Ealing Council has written to 100 restaurants urging them to sign up to a three-month pilot project which turns unwanted oil into biodiesel.

The pilot scheme is being supported by the Ealing Business Environmental Support and Training initiative (BEST), a partnership launched by the Council with Groundwork West London and Envirowise.

Waste oil will be collected for free and taken to one of two processing plants in north London and Kent.

It is hoped the scheme will tackle the problem of fat blocking sewers and reduce the number of rats.

Thames Water said it clears up to 100,000 blockages every year as a result of fats, oils and greases being put down drains. It also estimates a 25 per cent increase in the amount of fat ending up down drains over the Christmas period.

Ealing Council's Will Brooks said:

"This service can benefit everyone involved, it's free and encourages businesses to do their bit for the environment.

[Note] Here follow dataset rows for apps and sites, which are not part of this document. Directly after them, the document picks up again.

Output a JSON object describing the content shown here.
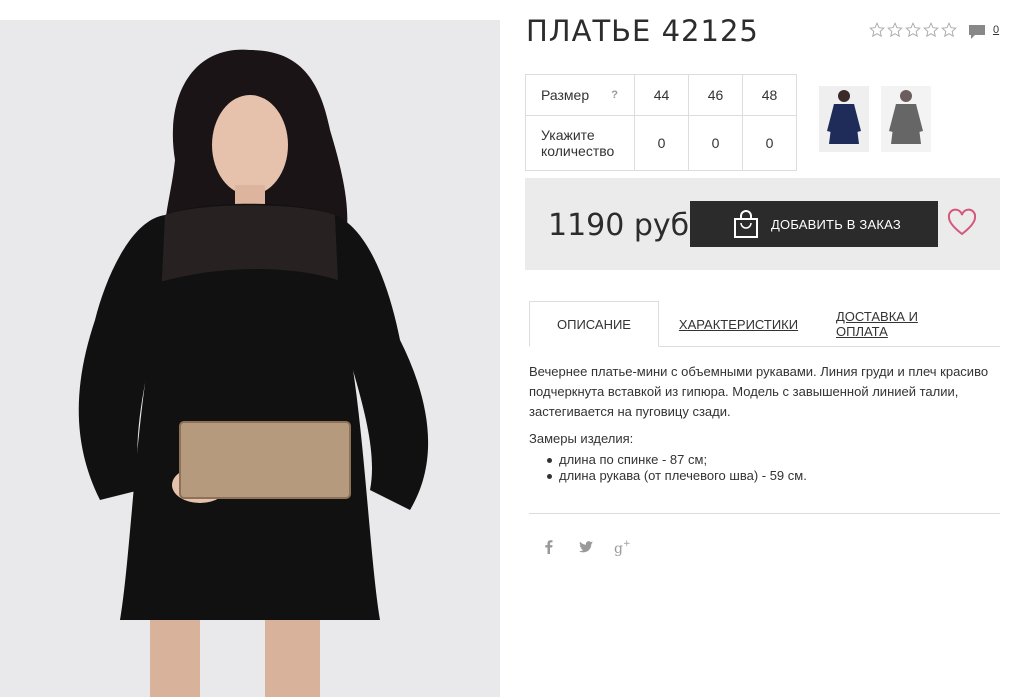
{
  "product": {
    "title": "ПЛАТЬЕ 42125",
    "comment_count": "0",
    "rating_stars": 0
  },
  "sizes": {
    "row1_label": "Размер",
    "help_glyph": "?",
    "row2_label": "Укажите количество",
    "columns": [
      {
        "size": "44",
        "qty": "0"
      },
      {
        "size": "46",
        "qty": "0"
      },
      {
        "size": "48",
        "qty": "0"
      }
    ]
  },
  "purchase": {
    "price": "1190 руб",
    "add_to_order": "ДОБАВИТЬ В ЗАКАЗ"
  },
  "tabs": {
    "description": "ОПИСАНИЕ",
    "characteristics": "ХАРАКТЕРИСТИКИ",
    "delivery": "ДОСТАВКА И ОПЛАТА"
  },
  "description": {
    "text": "Вечернее платье-мини с объемными рукавами. Линия груди и плеч красиво подчеркнута вставкой из гипюра. Модель с завышенной линией талии, застегивается на пуговицу сзади.",
    "measures_title": "Замеры изделия:",
    "measures": [
      "длина по спинке - 87 см;",
      "длина рукава (от плечевого шва) - 59 см."
    ]
  },
  "icons": {
    "stars": "star-outline-icon",
    "comment": "speech-bubble-icon",
    "bag": "shopping-bag-icon",
    "heart": "heart-outline-icon",
    "social": [
      "facebook-icon",
      "twitter-icon",
      "google-plus-icon"
    ]
  },
  "colors": {
    "button_bg": "#2b2b2b",
    "price_box_bg": "#ebebeb",
    "heart": "#d4577c"
  }
}
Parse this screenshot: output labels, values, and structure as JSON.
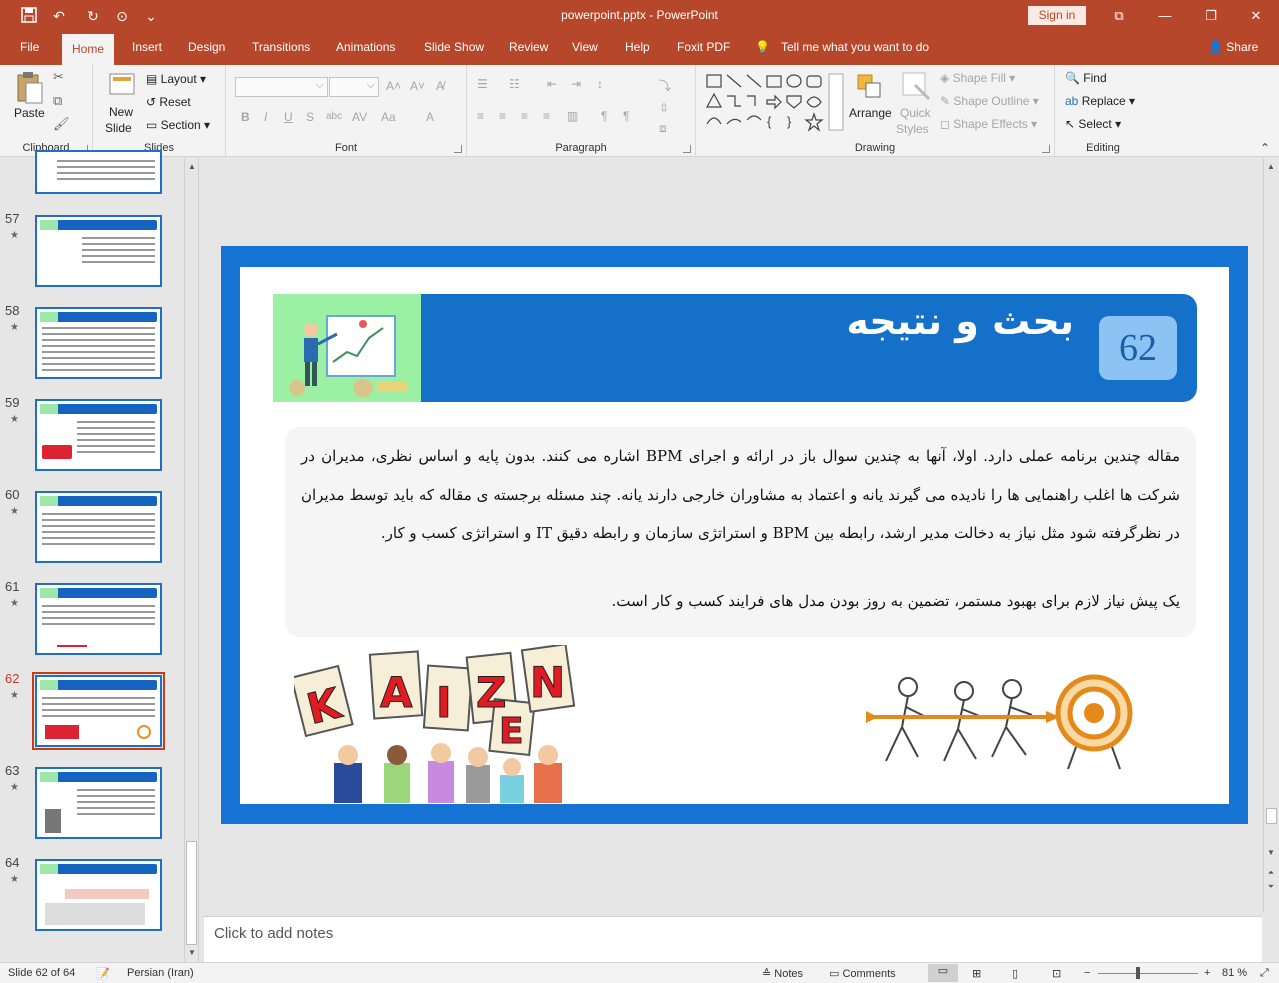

"Throwing oil down drains helps block sewers, which can then lead to flooding, and makes waste water treatment more costly."

December 6, 2007